Exercise goal: Only lines with the string "Todos" are wanted. Pull them out of the data.

Available data:

┄┄┄┄┄┄┄┄┄┄

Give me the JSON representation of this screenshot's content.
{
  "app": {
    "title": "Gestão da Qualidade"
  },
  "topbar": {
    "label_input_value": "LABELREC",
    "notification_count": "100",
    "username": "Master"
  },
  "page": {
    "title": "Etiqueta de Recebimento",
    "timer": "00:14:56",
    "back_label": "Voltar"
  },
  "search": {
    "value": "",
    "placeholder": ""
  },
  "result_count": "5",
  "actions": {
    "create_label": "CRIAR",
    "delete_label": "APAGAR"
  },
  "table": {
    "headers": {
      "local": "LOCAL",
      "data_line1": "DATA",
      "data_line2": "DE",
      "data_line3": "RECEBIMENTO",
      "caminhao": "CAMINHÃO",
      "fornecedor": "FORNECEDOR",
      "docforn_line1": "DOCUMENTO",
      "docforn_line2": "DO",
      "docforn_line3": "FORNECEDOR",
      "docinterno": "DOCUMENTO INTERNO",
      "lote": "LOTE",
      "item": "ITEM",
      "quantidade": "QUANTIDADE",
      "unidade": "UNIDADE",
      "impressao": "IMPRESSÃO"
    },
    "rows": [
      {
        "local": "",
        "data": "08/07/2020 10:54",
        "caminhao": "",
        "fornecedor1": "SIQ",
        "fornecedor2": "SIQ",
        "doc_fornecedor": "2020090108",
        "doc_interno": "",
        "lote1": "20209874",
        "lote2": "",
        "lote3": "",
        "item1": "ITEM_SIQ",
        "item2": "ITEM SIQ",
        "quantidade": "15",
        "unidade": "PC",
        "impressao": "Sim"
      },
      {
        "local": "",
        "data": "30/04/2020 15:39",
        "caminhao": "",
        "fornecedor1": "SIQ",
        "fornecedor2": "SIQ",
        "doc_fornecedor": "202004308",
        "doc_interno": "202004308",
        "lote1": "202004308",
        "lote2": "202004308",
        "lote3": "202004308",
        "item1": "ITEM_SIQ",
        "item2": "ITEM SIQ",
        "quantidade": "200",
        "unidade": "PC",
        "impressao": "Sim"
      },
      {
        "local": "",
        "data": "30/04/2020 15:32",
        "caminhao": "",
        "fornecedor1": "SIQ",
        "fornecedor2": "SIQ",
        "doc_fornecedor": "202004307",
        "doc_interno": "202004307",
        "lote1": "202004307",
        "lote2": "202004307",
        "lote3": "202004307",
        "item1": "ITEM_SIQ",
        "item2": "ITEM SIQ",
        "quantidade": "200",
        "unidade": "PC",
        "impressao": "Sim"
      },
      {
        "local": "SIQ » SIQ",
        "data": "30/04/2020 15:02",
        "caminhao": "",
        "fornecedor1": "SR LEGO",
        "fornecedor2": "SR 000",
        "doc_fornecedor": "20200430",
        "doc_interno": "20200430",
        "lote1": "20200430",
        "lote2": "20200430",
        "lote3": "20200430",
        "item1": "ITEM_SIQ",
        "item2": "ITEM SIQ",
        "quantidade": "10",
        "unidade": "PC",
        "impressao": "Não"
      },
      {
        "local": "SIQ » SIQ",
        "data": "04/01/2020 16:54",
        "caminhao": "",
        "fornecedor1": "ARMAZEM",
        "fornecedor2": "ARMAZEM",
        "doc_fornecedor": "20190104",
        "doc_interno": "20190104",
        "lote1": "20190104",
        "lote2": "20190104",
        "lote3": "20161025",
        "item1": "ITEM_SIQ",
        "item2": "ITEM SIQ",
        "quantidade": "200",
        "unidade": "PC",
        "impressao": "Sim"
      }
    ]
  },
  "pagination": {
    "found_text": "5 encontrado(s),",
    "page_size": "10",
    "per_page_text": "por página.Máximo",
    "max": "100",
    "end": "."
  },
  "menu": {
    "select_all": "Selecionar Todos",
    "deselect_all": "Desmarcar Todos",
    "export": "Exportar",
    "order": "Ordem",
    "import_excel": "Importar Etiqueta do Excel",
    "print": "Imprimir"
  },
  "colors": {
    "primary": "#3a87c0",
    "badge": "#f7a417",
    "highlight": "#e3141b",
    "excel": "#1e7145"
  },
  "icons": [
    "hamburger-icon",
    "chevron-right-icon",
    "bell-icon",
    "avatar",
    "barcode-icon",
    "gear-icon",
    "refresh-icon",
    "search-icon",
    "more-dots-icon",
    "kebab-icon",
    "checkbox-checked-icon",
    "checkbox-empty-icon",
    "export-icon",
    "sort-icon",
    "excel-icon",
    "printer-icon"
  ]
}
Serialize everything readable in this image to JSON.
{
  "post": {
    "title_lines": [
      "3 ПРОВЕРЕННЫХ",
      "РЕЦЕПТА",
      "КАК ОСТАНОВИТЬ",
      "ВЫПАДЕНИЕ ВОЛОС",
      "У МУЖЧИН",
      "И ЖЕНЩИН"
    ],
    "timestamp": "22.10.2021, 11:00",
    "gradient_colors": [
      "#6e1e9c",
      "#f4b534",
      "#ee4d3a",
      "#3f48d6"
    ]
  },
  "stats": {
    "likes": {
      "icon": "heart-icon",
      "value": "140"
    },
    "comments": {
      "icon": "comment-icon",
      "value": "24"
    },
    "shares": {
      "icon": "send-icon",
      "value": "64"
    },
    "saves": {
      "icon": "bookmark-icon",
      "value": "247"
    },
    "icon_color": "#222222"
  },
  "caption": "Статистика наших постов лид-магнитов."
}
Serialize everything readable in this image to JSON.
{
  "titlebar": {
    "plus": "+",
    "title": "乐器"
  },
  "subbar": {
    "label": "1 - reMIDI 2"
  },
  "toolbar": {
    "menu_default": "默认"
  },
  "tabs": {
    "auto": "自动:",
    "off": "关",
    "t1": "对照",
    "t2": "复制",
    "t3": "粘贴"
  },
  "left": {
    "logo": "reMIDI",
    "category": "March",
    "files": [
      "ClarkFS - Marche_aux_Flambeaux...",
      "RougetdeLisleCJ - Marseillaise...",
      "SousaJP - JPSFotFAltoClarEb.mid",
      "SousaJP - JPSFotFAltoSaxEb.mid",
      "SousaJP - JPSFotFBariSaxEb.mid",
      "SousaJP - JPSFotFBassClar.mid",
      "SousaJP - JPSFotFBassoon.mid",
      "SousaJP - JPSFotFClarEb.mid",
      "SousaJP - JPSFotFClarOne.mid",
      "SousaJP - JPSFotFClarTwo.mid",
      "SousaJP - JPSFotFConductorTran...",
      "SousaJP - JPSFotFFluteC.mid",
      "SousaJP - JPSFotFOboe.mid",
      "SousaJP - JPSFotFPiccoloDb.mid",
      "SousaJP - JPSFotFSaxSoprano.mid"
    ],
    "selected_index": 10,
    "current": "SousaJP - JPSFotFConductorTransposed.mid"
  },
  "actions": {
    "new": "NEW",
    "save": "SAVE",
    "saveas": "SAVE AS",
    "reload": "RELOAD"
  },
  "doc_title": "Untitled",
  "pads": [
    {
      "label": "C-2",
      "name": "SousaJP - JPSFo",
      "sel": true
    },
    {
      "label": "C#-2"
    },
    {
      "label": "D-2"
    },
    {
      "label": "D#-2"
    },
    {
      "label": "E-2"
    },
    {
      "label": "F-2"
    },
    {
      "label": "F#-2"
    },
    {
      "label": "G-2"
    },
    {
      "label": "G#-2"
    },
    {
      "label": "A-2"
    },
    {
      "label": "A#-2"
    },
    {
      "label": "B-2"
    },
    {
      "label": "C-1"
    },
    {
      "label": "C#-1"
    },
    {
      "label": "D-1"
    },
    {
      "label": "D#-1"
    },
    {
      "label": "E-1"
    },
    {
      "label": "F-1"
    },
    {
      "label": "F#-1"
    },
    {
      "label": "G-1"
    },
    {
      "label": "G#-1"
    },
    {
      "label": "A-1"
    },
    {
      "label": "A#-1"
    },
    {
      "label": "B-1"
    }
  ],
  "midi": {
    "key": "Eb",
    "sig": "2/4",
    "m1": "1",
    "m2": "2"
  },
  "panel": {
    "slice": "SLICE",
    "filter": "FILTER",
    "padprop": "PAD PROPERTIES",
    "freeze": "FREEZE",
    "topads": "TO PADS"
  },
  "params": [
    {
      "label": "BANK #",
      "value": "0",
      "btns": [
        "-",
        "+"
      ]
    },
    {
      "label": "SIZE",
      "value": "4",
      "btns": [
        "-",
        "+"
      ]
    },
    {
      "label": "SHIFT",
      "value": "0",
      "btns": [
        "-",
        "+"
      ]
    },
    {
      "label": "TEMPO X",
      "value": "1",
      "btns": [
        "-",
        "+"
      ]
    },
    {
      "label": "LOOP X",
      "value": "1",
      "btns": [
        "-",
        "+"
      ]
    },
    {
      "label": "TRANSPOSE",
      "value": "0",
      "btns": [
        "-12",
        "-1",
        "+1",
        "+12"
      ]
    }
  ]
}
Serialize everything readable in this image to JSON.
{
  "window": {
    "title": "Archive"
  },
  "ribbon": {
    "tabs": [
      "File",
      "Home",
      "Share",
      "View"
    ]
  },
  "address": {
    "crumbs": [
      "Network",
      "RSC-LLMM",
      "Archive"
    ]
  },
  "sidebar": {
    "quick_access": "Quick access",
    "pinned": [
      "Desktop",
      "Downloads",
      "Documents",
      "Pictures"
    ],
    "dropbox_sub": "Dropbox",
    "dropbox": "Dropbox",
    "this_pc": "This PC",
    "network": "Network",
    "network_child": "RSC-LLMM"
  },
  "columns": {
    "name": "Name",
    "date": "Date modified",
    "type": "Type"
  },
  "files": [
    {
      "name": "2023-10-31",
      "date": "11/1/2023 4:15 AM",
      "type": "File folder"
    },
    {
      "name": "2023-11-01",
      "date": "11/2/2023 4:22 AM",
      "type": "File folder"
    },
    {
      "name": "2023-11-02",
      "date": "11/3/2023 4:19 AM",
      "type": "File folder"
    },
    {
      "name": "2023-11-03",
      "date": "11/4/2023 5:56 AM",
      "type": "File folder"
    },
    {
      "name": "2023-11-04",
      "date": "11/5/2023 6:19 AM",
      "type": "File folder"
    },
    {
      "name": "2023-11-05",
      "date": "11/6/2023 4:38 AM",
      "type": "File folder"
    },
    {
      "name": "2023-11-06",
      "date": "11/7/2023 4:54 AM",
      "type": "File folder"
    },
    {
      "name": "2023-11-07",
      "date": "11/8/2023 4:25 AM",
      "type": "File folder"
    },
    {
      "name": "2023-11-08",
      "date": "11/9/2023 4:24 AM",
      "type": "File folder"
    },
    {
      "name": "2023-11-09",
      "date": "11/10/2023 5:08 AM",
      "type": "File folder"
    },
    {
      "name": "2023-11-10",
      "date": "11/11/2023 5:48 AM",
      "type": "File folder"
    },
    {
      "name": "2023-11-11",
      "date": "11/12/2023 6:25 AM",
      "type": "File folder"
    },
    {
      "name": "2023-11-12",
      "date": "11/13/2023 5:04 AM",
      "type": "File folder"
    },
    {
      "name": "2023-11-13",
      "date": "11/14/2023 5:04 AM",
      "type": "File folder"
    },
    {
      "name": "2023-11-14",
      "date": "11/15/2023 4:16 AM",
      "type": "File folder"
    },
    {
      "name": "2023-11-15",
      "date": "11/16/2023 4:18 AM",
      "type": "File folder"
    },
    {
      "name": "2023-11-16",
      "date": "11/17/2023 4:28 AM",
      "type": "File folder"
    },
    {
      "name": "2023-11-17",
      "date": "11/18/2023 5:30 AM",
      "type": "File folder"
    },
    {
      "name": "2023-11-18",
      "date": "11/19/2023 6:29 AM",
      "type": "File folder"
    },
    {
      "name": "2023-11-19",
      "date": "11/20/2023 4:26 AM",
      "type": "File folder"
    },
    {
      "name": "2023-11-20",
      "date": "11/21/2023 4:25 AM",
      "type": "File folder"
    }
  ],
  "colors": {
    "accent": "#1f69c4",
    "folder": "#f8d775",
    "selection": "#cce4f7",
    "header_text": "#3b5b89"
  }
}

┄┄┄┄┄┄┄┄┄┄

Answer box:
    "select_all": "Selecionar Todos",
    "deselect_all": "Desmarcar Todos",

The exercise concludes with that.